§ **Supplied material**:
----

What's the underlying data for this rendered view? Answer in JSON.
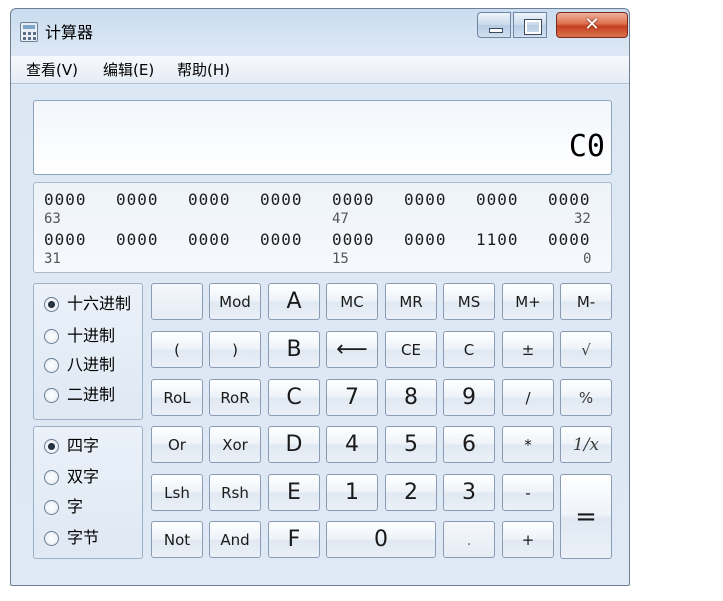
{
  "window": {
    "title": "计算器"
  },
  "menu": {
    "view": "查看(V)",
    "edit": "编辑(E)",
    "help": "帮助(H)"
  },
  "display": {
    "value": "C0",
    "bits": {
      "row1": [
        "0000",
        "0000",
        "0000",
        "0000",
        "0000",
        "0000",
        "0000",
        "0000"
      ],
      "row1_positions": {
        "left": "63",
        "middle": "47",
        "right": "32"
      },
      "row2": [
        "0000",
        "0000",
        "0000",
        "0000",
        "0000",
        "0000",
        "1100",
        "0000"
      ],
      "row2_positions": {
        "left": "31",
        "middle": "15",
        "right": "0"
      }
    }
  },
  "number_base": {
    "options": [
      "十六进制",
      "十进制",
      "八进制",
      "二进制"
    ],
    "selected": "十六进制"
  },
  "word_size": {
    "options": [
      "四字",
      "双字",
      "字",
      "字节"
    ],
    "selected": "四字"
  },
  "keys": {
    "blank": "",
    "mod": "Mod",
    "a": "A",
    "mc": "MC",
    "mr": "MR",
    "ms": "MS",
    "mplus": "M+",
    "mminus": "M-",
    "lparen": "(",
    "rparen": ")",
    "b": "B",
    "backspace": "⟵",
    "ce": "CE",
    "c": "C",
    "plusminus": "±",
    "sqrt": "√",
    "rol": "RoL",
    "ror": "RoR",
    "hex_c": "C",
    "n7": "7",
    "n8": "8",
    "n9": "9",
    "divide": "/",
    "percent": "%",
    "or": "Or",
    "xor": "Xor",
    "d": "D",
    "n4": "4",
    "n5": "5",
    "n6": "6",
    "multiply": "*",
    "reciprocal": "1/x",
    "lsh": "Lsh",
    "rsh": "Rsh",
    "e": "E",
    "n1": "1",
    "n2": "2",
    "n3": "3",
    "minus": "-",
    "equals": "=",
    "not": "Not",
    "and": "And",
    "f": "F",
    "n0": "0",
    "decimal": ".",
    "plus": "+"
  }
}
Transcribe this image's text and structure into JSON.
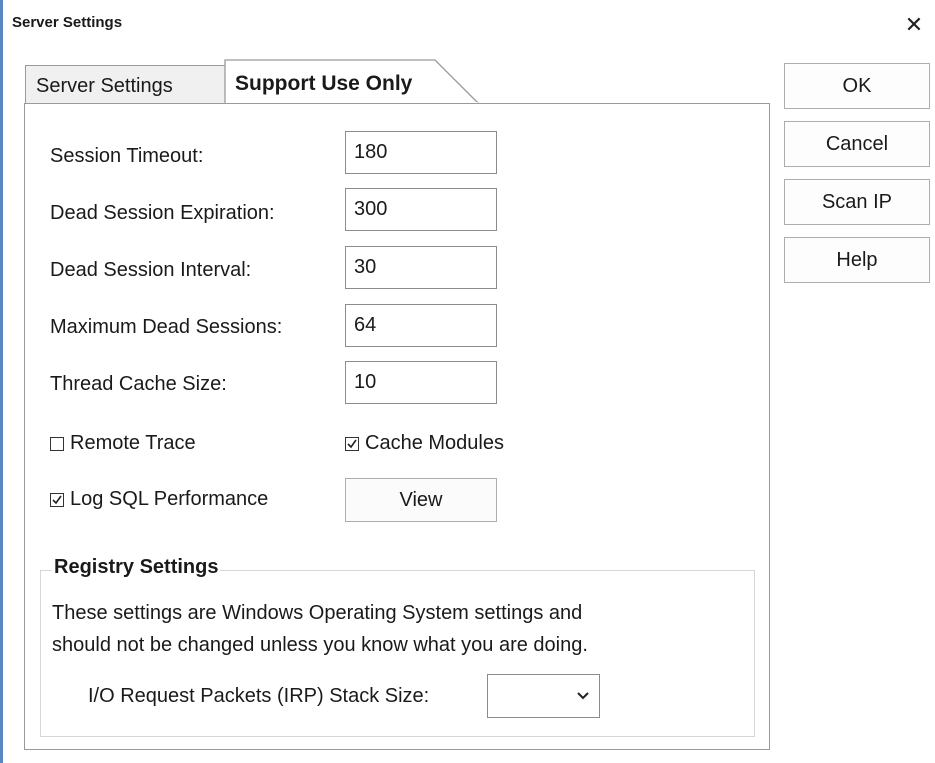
{
  "window": {
    "title": "Server Settings",
    "close_symbol": "✕"
  },
  "tabs": [
    {
      "label": "Server Settings",
      "active": false
    },
    {
      "label": "Support Use Only",
      "active": true
    }
  ],
  "fields": [
    {
      "label": "Session Timeout:",
      "value": "180"
    },
    {
      "label": "Dead Session Expiration:",
      "value": "300"
    },
    {
      "label": "Dead Session Interval:",
      "value": "30"
    },
    {
      "label": "Maximum Dead Sessions:",
      "value": "64"
    },
    {
      "label": "Thread Cache Size:",
      "value": "10"
    }
  ],
  "checkboxes": {
    "remote_trace": {
      "label": "Remote Trace",
      "checked": false
    },
    "cache_modules": {
      "label": "Cache Modules",
      "checked": true
    },
    "log_sql": {
      "label": "Log SQL Performance",
      "checked": true
    }
  },
  "view_button": "View",
  "registry": {
    "title": "Registry Settings",
    "line1": "These settings are Windows Operating System settings and",
    "line2": "should not be changed unless you know what you are doing.",
    "irp_label": "I/O Request Packets (IRP) Stack Size:",
    "irp_value": ""
  },
  "buttons": {
    "ok": "OK",
    "cancel": "Cancel",
    "scan_ip": "Scan IP",
    "help": "Help"
  },
  "icons": {
    "close": "close-icon",
    "checkmark": "checkmark-icon",
    "dropdown": "chevron-down-icon"
  },
  "colors": {
    "window_edge": "#5a86c2",
    "border": "#9a9a9a",
    "tab_inactive_bg": "#f0f0f0"
  }
}
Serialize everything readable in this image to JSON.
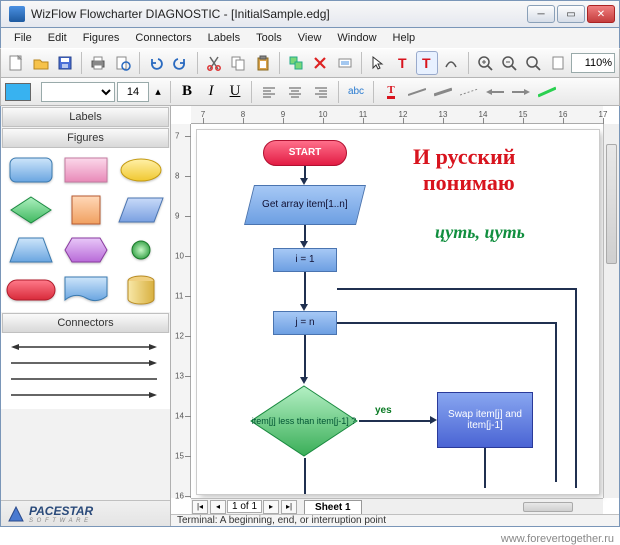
{
  "window": {
    "title": "WizFlow Flowcharter DIAGNOSTIC - [InitialSample.edg]"
  },
  "menu": [
    "File",
    "Edit",
    "Figures",
    "Connectors",
    "Labels",
    "Tools",
    "View",
    "Window",
    "Help"
  ],
  "toolbar": {
    "zoom": "110%"
  },
  "format": {
    "fontsize": "14",
    "bold": "B",
    "italic": "I",
    "under": "U",
    "abc": "abc",
    "tcolor": "T"
  },
  "panels": {
    "labels": "Labels",
    "figures": "Figures",
    "connectors": "Connectors"
  },
  "brand": {
    "name": "PACESTAR",
    "sub": "S O F T W A R E"
  },
  "ruler_h": [
    "7",
    "8",
    "9",
    "10",
    "11",
    "12",
    "13",
    "14",
    "15",
    "16",
    "17"
  ],
  "ruler_v": [
    "7",
    "8",
    "9",
    "10",
    "11",
    "12",
    "13",
    "14",
    "15",
    "16"
  ],
  "flow": {
    "start": "START",
    "getarray": "Get array item[1..n]",
    "i1": "i = 1",
    "jn": "j = n",
    "decision": "item[j] less than item[j-1] ?",
    "swap": "Swap item[j] and item[j-1]",
    "yes": "yes",
    "text_ru1": "И русский",
    "text_ru2": "понимаю",
    "text_ru3": "цуть, цуть"
  },
  "sheet": {
    "page": "1 of 1",
    "tab": "Sheet 1"
  },
  "status": "Terminal: A beginning, end, or interruption point",
  "watermark": "www.forevertogether.ru"
}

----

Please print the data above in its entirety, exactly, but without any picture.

What's the underlying data for this rendered view? Answer in JSON.
{
  "window": {
    "title": "计算器"
  },
  "menu": {
    "view": "查看(V)",
    "edit": "编辑(E)",
    "help": "帮助(H)"
  },
  "display": {
    "value": "C0",
    "bits": {
      "row1": [
        "0000",
        "0000",
        "0000",
        "0000",
        "0000",
        "0000",
        "0000",
        "0000"
      ],
      "row1_positions": {
        "left": "63",
        "middle": "47",
        "right": "32"
      },
      "row2": [
        "0000",
        "0000",
        "0000",
        "0000",
        "0000",
        "0000",
        "1100",
        "0000"
      ],
      "row2_positions": {
        "left": "31",
        "middle": "15",
        "right": "0"
      }
    }
  },
  "number_base": {
    "options": [
      "十六进制",
      "十进制",
      "八进制",
      "二进制"
    ],
    "selected": "十六进制"
  },
  "word_size": {
    "options": [
      "四字",
      "双字",
      "字",
      "字节"
    ],
    "selected": "四字"
  },
  "keys": {
    "blank": "",
    "mod": "Mod",
    "a": "A",
    "mc": "MC",
    "mr": "MR",
    "ms": "MS",
    "mplus": "M+",
    "mminus": "M-",
    "lparen": "(",
    "rparen": ")",
    "b": "B",
    "backspace": "⟵",
    "ce": "CE",
    "c": "C",
    "plusminus": "±",
    "sqrt": "√",
    "rol": "RoL",
    "ror": "RoR",
    "hex_c": "C",
    "n7": "7",
    "n8": "8",
    "n9": "9",
    "divide": "/",
    "percent": "%",
    "or": "Or",
    "xor": "Xor",
    "d": "D",
    "n4": "4",
    "n5": "5",
    "n6": "6",
    "multiply": "*",
    "reciprocal": "1/x",
    "lsh": "Lsh",
    "rsh": "Rsh",
    "e": "E",
    "n1": "1",
    "n2": "2",
    "n3": "3",
    "minus": "-",
    "equals": "=",
    "not": "Not",
    "and": "And",
    "f": "F",
    "n0": "0",
    "decimal": ".",
    "plus": "+"
  }
}
Transcribe this image's text and structure into JSON.
{
  "window": {
    "title": "Server Settings",
    "close_symbol": "✕"
  },
  "tabs": [
    {
      "label": "Server Settings",
      "active": false
    },
    {
      "label": "Support Use Only",
      "active": true
    }
  ],
  "fields": [
    {
      "label": "Session Timeout:",
      "value": "180"
    },
    {
      "label": "Dead Session Expiration:",
      "value": "300"
    },
    {
      "label": "Dead Session Interval:",
      "value": "30"
    },
    {
      "label": "Maximum Dead Sessions:",
      "value": "64"
    },
    {
      "label": "Thread Cache Size:",
      "value": "10"
    }
  ],
  "checkboxes": {
    "remote_trace": {
      "label": "Remote Trace",
      "checked": false
    },
    "cache_modules": {
      "label": "Cache Modules",
      "checked": true
    },
    "log_sql": {
      "label": "Log SQL Performance",
      "checked": true
    }
  },
  "view_button": "View",
  "registry": {
    "title": "Registry Settings",
    "line1": "These settings are Windows Operating System settings and",
    "line2": "should not be changed unless you know what you are doing.",
    "irp_label": "I/O Request Packets (IRP) Stack Size:",
    "irp_value": ""
  },
  "buttons": {
    "ok": "OK",
    "cancel": "Cancel",
    "scan_ip": "Scan IP",
    "help": "Help"
  },
  "icons": {
    "close": "close-icon",
    "checkmark": "checkmark-icon",
    "dropdown": "chevron-down-icon"
  },
  "colors": {
    "window_edge": "#5a86c2",
    "border": "#9a9a9a",
    "tab_inactive_bg": "#f0f0f0"
  }
}
Serialize everything readable in this image to JSON.
{
  "window": {
    "title": "WizFlow Flowcharter DIAGNOSTIC - [InitialSample.edg]"
  },
  "menu": [
    "File",
    "Edit",
    "Figures",
    "Connectors",
    "Labels",
    "Tools",
    "View",
    "Window",
    "Help"
  ],
  "toolbar": {
    "zoom": "110%"
  },
  "format": {
    "fontsize": "14",
    "bold": "B",
    "italic": "I",
    "under": "U",
    "abc": "abc",
    "tcolor": "T"
  },
  "panels": {
    "labels": "Labels",
    "figures": "Figures",
    "connectors": "Connectors"
  },
  "brand": {
    "name": "PACESTAR",
    "sub": "S O F T W A R E"
  },
  "ruler_h": [
    "7",
    "8",
    "9",
    "10",
    "11",
    "12",
    "13",
    "14",
    "15",
    "16",
    "17"
  ],
  "ruler_v": [
    "7",
    "8",
    "9",
    "10",
    "11",
    "12",
    "13",
    "14",
    "15",
    "16"
  ],
  "flow": {
    "start": "START",
    "getarray": "Get array item[1..n]",
    "i1": "i = 1",
    "jn": "j = n",
    "decision": "item[j] less than item[j-1] ?",
    "swap": "Swap item[j] and item[j-1]",
    "yes": "yes",
    "text_ru1": "И русский",
    "text_ru2": "понимаю",
    "text_ru3": "цуть, цуть"
  },
  "sheet": {
    "page": "1 of 1",
    "tab": "Sheet 1"
  },
  "status": "Terminal: A beginning, end, or interruption point",
  "watermark": "www.forevertogether.ru"
}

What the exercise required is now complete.